A “prescription” is crucial to ongoing enrollment, as people take prediabetes seriously if their trusted physician explains it. However, many people only see their doctor on an annual basis, so prescribing DPP to a patient with prediabetes is time-sensitive or the demand/interest on the part of the patient will fade. As with any prescription, if it’s not filled within a couple of weeks, it’s probably not going to be taken. That’s human nature.
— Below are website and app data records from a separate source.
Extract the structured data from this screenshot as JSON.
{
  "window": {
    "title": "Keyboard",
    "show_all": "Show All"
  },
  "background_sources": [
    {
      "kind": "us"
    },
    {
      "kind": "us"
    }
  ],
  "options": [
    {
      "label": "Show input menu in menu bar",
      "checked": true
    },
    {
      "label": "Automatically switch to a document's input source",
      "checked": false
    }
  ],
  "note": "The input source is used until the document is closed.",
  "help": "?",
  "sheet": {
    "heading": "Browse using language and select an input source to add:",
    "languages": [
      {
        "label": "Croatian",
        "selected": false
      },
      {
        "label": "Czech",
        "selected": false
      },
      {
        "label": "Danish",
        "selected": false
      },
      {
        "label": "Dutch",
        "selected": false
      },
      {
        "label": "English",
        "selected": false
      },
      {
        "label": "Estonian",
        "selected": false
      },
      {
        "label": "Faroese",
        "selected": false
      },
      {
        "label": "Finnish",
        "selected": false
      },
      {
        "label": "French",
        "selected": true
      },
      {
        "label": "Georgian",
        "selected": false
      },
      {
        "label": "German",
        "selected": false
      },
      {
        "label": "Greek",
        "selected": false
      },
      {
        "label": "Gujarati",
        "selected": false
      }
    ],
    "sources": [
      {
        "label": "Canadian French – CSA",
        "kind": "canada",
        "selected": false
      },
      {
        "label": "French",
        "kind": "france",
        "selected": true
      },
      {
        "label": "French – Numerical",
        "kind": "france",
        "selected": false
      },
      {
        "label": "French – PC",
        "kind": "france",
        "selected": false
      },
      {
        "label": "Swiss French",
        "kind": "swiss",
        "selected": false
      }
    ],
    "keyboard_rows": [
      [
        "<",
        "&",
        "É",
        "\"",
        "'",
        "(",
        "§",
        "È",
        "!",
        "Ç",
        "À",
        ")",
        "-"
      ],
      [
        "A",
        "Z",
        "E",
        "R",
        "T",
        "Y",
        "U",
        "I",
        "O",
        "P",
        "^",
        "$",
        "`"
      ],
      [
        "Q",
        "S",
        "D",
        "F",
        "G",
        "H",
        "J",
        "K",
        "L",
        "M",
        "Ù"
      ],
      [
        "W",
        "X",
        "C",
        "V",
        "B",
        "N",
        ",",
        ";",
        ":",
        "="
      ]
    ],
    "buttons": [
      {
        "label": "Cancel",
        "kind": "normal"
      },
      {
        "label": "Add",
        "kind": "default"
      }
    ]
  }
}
But a physician can’t prescribe what isn’t there. The challenge of the in-person DPP is to couple the building of demand (among participants) with supply (of DPP providers) within a small radius of the physician’s practice. The doctor needs to be certain that a DPP provider can build out capacity to fill the patient’s prescription at a convenient time and location within a few minutes of the person’s home. This finely tuned supply and demand has to be achieved simultaneously, ZIP code by ZIP code, to reach critical mass so the DPP provider is able to make an offering of in-person classes that is also cost-effective.
Type 2 diabetes will continue to grow unless we can persuade people that sustainable lifestyle change is within their reach. And to do that, physicians need DPP partners to help them design their practice to instantly match supply and demand so that they can deliver in-person diabetes prevention when and where their patients need it.
Karl Ronn is the founder and CEO of First Mile Care (www.firstmilecare.com), a preventative chronic care company. Mr. Ronn is a former vice president of R&D and general manager of new business/healthcare for Procter & Gamble. First Mile Care is a spinout company from Health2047, the Silicon Valley innovation subsidiary of the American Medical Association.